“The TPR 271 has a special filament made of platinum rhodium, a specially designed corrosion-resistant material. Also, the shape of the filament is like a coil and therefore it’s more robust,” he adds.

Regular calibration is key

It is inevitable, however, that the accuracy of a pressure gauge will start to slip at some point, even true for the most sophisticated devices. Over time a gauge can start showing a deviation in the measurement signal which is often down to aging of the material or an external factor such as contamination.

“There are quite a few reasons that can lead to a different measurement from the gauge, so you should check regularly that the gauge still shows the correct values,” notes Kuchenbecker. “During a calibration, you compare the device with another gauge of which you know is very accurate and which has been calibrated by a special laboratory under a clean, controlled environment. It’s necessary to do this very often in order to have a high assurance that your gauges are still showing the correct values.”

Once again, Pfeiffer Vacuum offers a few solutions to meet its customers’ varying needs. Some companies prefer to send their gauges to Pfeiffer Vacuum’s laboratories to be calibrated. The company has service centres around the world, helping to speed the time of this service. However, if customers deploy a high quantity of gauges within their operation, it might make more sense for them to minimise downtime by calibrating devices on-site.  

“For this particular purpose we offer calibration units that have a special vacuum chamber designed to the dedicated ISO standard for the calibration of vacuum gauges, ISO 3567. These pumping units are well designed for customers to perform the calibration at their facilities,” says Kuchenbecker.

Pfeiffer Vacuum’s calibration systems are available in Basic and Pro versions. The former is a smaller, tabletop system, while the latter is a larger, mobile unit on wheels capable of calibrating more devices at a time. When it comes to evaluating whether a calibration unit is the right choice for your company, Pfeiffer Vacuum can help with return on investment calculations.

With service centres located around the globe, Pfeiffer Vacuum is one of the world’s leading suppliers of vacuum technologies and components, and its wide range of pumps, gauges, calibration units, and leak detectors provide companies with everything they need to establish a robust vacuum system for their freeze drying process. “This also gives us a bigger picture of the process and a deeper knowledge compared to other companies who maybe only provide a particular component to this application,” believes Kuchenbecker.

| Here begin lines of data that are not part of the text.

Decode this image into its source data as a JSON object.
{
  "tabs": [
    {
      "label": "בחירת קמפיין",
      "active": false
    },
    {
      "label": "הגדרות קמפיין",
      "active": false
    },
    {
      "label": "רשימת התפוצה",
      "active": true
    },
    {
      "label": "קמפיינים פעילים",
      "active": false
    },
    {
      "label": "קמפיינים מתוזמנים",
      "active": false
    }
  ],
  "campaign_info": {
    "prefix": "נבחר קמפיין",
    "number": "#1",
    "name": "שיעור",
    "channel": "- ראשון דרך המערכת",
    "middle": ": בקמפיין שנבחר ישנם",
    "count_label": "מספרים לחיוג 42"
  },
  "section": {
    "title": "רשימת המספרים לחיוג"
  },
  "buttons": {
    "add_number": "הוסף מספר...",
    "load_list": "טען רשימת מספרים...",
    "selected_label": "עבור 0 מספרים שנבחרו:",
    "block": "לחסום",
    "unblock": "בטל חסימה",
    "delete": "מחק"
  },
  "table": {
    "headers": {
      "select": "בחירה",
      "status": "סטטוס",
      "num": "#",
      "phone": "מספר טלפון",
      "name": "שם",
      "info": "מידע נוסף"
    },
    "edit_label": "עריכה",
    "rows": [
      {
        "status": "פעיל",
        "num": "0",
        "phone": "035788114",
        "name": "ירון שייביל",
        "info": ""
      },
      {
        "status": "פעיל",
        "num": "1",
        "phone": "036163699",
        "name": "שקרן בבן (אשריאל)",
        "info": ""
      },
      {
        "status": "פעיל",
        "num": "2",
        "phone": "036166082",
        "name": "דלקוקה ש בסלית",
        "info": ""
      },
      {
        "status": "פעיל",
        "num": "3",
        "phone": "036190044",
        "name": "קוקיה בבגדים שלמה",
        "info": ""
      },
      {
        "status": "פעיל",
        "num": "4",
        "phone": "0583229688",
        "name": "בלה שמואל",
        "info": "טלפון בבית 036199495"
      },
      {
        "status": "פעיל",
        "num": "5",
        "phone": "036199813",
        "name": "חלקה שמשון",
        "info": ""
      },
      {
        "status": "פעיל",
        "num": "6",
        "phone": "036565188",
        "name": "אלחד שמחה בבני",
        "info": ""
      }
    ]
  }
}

To learn more about pressure monitoring in the lyophilisation process, download the webinar below.